I survived my son’s senior photo shoot this morning without crying or otherwise embarrassing him. I even managed to joke a little on the ride home, asking if the photographer had staged any cheesy glamour shot poses (he did). But a few hours later, when I heard him playing a song he wrote on the piano downstairs, the sobbing started. In 12 months, the senior picture will be hanging on the wall, but the piano will be silent. In 12 months, my son will be a legal adult and a college student. In 12 months, his life as an independent person will begin. And in 12 months, my role within it will change forever.
Over the past 17 years, I have watched him grow into an intelligent, talented, compassionate and thoughtful young man. I have seen him enjoy successes beyond anything I ever imagined for him. I have also seen him stumble, pick himself up and learn from his mistakes. And I have been there every step of the way, helping him when he wanted me to and watching from the sidelines when he needed that more. I have been unknowingly making the transition from active caregiver to impartial observer, loosening the reins gradually until he is ready to take them for good. In 12 months, that time will arrive, and there is nothing I can do to stop it.
Nor do I want to. I am excited about what the future holds for him. I can’t wait to see which colleges accept him and which one he chooses. Will it be his dream school, which is relatively close to home, or his second choice, which is 2,000 miles away? Will he follow through with his lifelong plan of becoming a surgeon, or will his career path change? Where will he decide to live after college? Will he marry? Will he have a family? In 12 months, I will know the answers to some of these questions as his adult life starts to unfold. The selfless mother in me will happily open her arms so he can spread his wings and fly, but the selfish mother in me secretly longs to cling to him tightly and never let go.
The selfless mother, of course, will prevail. As I jokingly said to my husband the other day, “It’s not as if I can lock him in the basement and make him stay at home.” It’s just that I didn’t realize how much it would hurt when the milestones turned from “firsts” to “lasts.” Today my son, whom I watched take his first steps and solo car ride, had his last school photograph taken. Tomorrow he will pick up his schedule and books for his last year of high school. A week from tomorrow, that school year will begin, and the lasts will just keep coming. In 12 months, a whole new series of firsts will begin, and none of them will involve me. In 12 months, I’ll be fired from the best job I’ll ever have – or at least demoted to a part-time position.
I’m not ready for that, but my son is. I tried to teach him how to sort laundry today (yes, I still do it for him), and he dismissed me with “I can just Google it, Mom.” He is smart. He is resourceful.
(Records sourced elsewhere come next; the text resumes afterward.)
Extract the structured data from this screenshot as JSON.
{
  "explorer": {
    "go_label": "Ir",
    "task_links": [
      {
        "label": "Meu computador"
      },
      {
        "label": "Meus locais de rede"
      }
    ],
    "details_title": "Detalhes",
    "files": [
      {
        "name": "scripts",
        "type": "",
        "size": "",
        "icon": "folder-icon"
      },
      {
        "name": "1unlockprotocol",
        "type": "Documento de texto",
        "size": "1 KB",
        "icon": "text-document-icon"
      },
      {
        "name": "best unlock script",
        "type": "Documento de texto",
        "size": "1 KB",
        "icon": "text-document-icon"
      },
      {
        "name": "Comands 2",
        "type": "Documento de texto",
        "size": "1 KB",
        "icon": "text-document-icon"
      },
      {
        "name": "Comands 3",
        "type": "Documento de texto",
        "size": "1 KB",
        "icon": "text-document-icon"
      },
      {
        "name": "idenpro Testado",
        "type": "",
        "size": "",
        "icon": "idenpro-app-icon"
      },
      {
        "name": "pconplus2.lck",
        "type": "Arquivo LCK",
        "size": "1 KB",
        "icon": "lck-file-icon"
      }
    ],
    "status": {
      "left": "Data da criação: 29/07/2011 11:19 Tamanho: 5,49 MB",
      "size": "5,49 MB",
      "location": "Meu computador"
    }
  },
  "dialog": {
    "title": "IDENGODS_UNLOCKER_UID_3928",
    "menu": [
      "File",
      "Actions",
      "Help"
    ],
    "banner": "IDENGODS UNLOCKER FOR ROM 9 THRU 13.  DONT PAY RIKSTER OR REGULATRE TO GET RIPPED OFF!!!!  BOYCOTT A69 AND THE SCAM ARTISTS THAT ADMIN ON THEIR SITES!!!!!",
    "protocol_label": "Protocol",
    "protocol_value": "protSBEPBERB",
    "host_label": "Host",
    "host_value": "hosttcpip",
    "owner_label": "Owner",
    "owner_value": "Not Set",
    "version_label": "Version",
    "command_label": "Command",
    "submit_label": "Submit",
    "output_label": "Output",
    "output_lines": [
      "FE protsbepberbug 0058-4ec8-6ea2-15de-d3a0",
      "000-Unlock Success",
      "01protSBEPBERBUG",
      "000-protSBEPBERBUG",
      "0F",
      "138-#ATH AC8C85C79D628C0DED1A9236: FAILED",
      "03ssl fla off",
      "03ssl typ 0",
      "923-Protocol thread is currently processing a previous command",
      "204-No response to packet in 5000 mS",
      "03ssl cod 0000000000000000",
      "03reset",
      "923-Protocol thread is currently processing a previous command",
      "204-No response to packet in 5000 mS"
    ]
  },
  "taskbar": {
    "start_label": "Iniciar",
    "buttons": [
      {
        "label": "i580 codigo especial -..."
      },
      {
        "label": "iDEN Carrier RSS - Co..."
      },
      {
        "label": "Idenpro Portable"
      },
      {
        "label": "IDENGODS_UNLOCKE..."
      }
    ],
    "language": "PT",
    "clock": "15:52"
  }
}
He will figure it out – the laundry and everything else – on his own. And if Google somehow fails him, I will only be a phone call away. I may not play an active part in the many firsts that await him, but I will always be here to hear about them. In 12 months, I will still be his mom. Nothing can change that.